successful solo career he settled in London where he became Professor of Composition at the Royal Academy until his retirement
in 1866. His compositions include two masses, a symphony, 6 violin concertos, concertos for a number of other instruments, and
chamber music. He had his biggest successes with his A Minor violin concerto, his piano trio, Opus 27, and his oratorio,
While in Munich as a young man he befriended the flutist Theobald Bohm and they did some successful concert tours around
Germany. One of Molique’s first compositions was a Duo Concertante, Opus 3, for flute and violin for themselves to play. A
charming work which draws on themes of Weber, including the final hymn from "Der Freischutz", it demonstrates that Molique must have been a superb player.
He also wrote a concerto for Bohm which was reviewed after a performance in Leipzig in 1824 - "Although the composition
performed by Herr Bohm is not a work of genius and shows here and there too much of the influence of Spohr, it is nevertheless
an honorable addition to the repertoire of the instrument." The concerto was not published at that time though it is presumed that
this is what has been recently edited and recorded by Alain Marion using a manuscript in the Wurttemberg Library in Stuttgart. In
1865 the Norwegian flutist, Oluf Svendsen, played a concerto by Molique with the orchestra of the Philharmonic Society in
London. It would seem that this was a reworking of his early concerto, now designated Opus 69. A comparison with the Marion
edition shows that the outer movements are obvious reworkings and that the Andante is new. Whatever has now become of the
manuscript of the later version, it was obviously the source of several German editions after Molique’s death (one of which was

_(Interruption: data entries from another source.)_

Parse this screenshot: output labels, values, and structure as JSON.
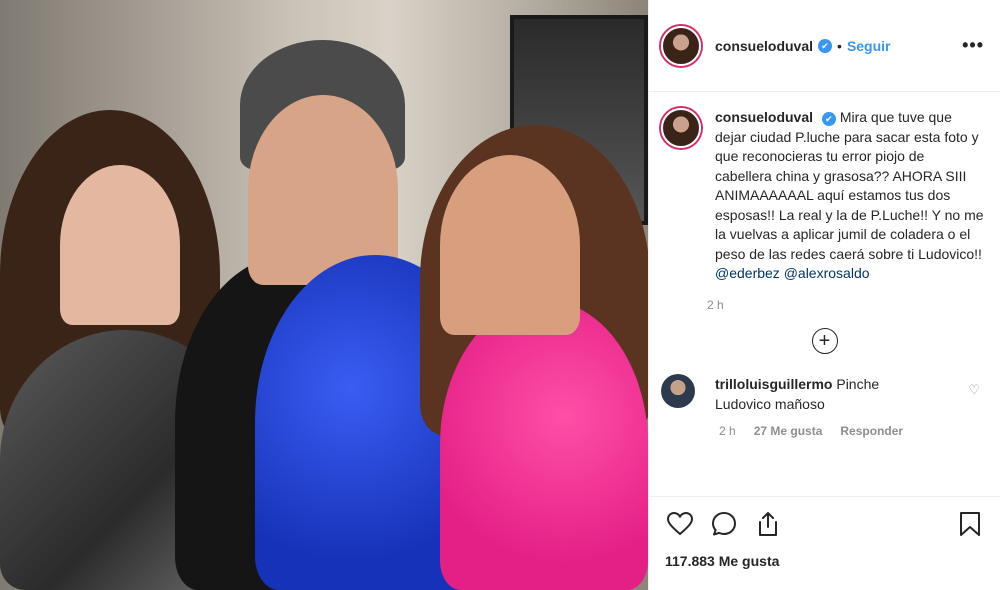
{
  "header": {
    "username": "consueloduval",
    "verified_icon": "✔",
    "separator": "•",
    "follow_label": "Seguir",
    "more_label": "•••"
  },
  "caption": {
    "username": "consueloduval",
    "text_before": "Mira que tuve que dejar ciudad P.luche para sacar esta foto y que reconocieras tu error piojo de cabellera china y grasosa?? AHORA SIII ANIMAAAAAAL aquí estamos tus dos esposas!! La real y la de P.Luche!! Y no me la vuelvas a aplicar jumil de coladera o el peso de las redes caerá sobre ti Ludovico!! ",
    "mention_1": "@ederbez",
    "mention_2": "@alexrosaldo",
    "time": "2 h"
  },
  "load_more_icon": "+",
  "comments": [
    {
      "username": "trilloluisguillermo",
      "text": "Pinche Ludovico mañoso",
      "time": "2 h",
      "likes": "27 Me gusta",
      "reply_label": "Responder",
      "like_icon": "♡"
    }
  ],
  "actions": {
    "like_icon": "heart-outline-icon",
    "comment_icon": "comment-bubble-icon",
    "share_icon": "share-icon",
    "save_icon": "bookmark-icon",
    "likes_count": "117.883 Me gusta"
  }
}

used in producing the currently available Southern Music edition). The new Andante has always been a popular solo but the
concerto as a whole is rarely heard. The opening Allegro is musically strong, though containing some awkward figurations and
extended phrases, and the Rondo is charming and appropriately brilliant.
Of Molique’s other works for the flute the most substantial is his Quintet, Opus 35, with violin, 2 violas and cello. Written in 1848 on
commission from the English piano maker and amateur flutist, Walter Broadwood, it is quite beautiful. As has been mentioned
earlier the use of two violas seems to imply a more serious intent than that of a typical flute quartet, and although the opening
Allegro is in D Major the first entry of the flute is in the minor mode. The Scherzo is in D Minor, though the trio is built around an
English folksong in the major mode. The elegant Andante is in Bb Major, but the contrasting middle section is again in the minor
mode. The bubbling finale returns to the opening D Major. The texture throughout integrates the flute with the three strings, only
the second viola taking an accompanying role.